The TREPA Project is working to reduce security risks from the intersection of human-wildlife conflict and diseases of animals. Team science has the potential to contribute positive impacts on human, animal, and environmental health and well-being.
TREPA’s scientific objectives are to:
- Assess current efforts and networks for monitoring human-wildlife and animal diseases.
- Fill gaps in understanding with new information about wildlife, disease transmission, and animal behavior.
- Co-design tools to enhance existing efforts and information sharing.
- Harmonize and enhance collaborative efforts for the future.
TREPA involves collaboration among, and leadership from, local institutions and communities to address the ecological, social, and behavioral aspects of wildlife and zoonotic disease.
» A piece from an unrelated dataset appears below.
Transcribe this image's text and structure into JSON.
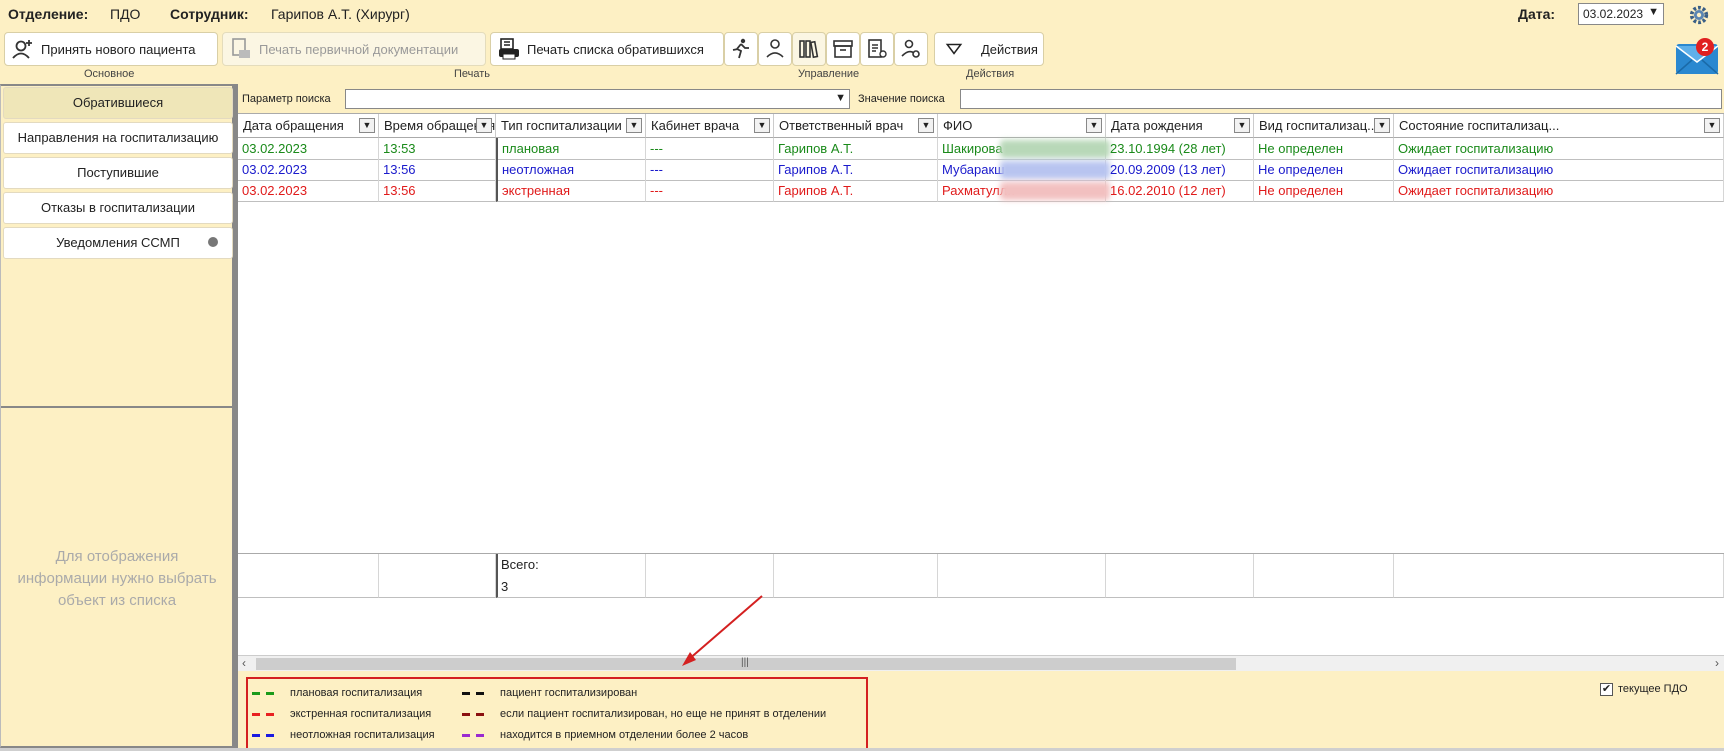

The TREPA team will support capacity building and mentor-training in One Health and implement a training program for local communities, policy makers, government officials.
TREPA is a collaborative effort with the majority of funding supporting African partners including University of Cape Town, the University of Pretoria, the Endangered Wildlife Trust, Southern African Wildlife College, Stellenbosch University, University of the Witwatersrand, and Universidade Licungo. US parters include University of Maryland College Park, University of Texas-Austin, University of Alabama and Colorado State University.